Records from a collection
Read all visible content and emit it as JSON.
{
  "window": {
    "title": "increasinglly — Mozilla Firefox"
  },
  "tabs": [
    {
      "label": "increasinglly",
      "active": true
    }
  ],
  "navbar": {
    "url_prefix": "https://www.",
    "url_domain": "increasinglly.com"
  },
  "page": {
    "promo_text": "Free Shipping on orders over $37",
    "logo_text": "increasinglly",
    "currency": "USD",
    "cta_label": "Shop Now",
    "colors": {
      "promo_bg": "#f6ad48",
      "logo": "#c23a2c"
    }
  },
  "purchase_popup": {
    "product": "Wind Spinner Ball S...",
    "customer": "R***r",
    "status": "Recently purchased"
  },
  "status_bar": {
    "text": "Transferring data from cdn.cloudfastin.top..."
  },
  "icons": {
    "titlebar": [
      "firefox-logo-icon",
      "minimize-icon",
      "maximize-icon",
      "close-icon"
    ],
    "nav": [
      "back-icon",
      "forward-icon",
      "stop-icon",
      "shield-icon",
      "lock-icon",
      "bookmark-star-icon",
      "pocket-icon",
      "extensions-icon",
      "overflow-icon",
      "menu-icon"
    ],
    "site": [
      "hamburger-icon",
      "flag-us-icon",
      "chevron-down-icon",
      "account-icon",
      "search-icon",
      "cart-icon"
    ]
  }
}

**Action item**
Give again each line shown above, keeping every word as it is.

**Finished task**
Read all visible content and emit it as JSON.
{
  "window": {
    "title": "increasinglly — Mozilla Firefox"
  },
  "tabs": [
    {
      "label": "increasinglly",
      "active": true
    }
  ],
  "navbar": {
    "url_prefix": "https://www.",
    "url_domain": "increasinglly.com"
  },
  "page": {
    "promo_text": "Free Shipping on orders over $37",
    "logo_text": "increasinglly",
    "currency": "USD",
    "cta_label": "Shop Now",
    "colors": {
      "promo_bg": "#f6ad48",
      "logo": "#c23a2c"
    }
  },
  "purchase_popup": {
    "product": "Wind Spinner Ball S...",
    "customer": "R***r",
    "status": "Recently purchased"
  },
  "status_bar": {
    "text": "Transferring data from cdn.cloudfastin.top..."
  },
  "icons": {
    "titlebar": [
      "firefox-logo-icon",
      "minimize-icon",
      "maximize-icon",
      "close-icon"
    ],
    "nav": [
      "back-icon",
      "forward-icon",
      "stop-icon",
      "shield-icon",
      "lock-icon",
      "bookmark-star-icon",
      "pocket-icon",
      "extensions-icon",
      "overflow-icon",
      "menu-icon"
    ],
    "site": [
      "hamburger-icon",
      "flag-us-icon",
      "chevron-down-icon",
      "account-icon",
      "search-icon",
      "cart-icon"
    ]
  }
}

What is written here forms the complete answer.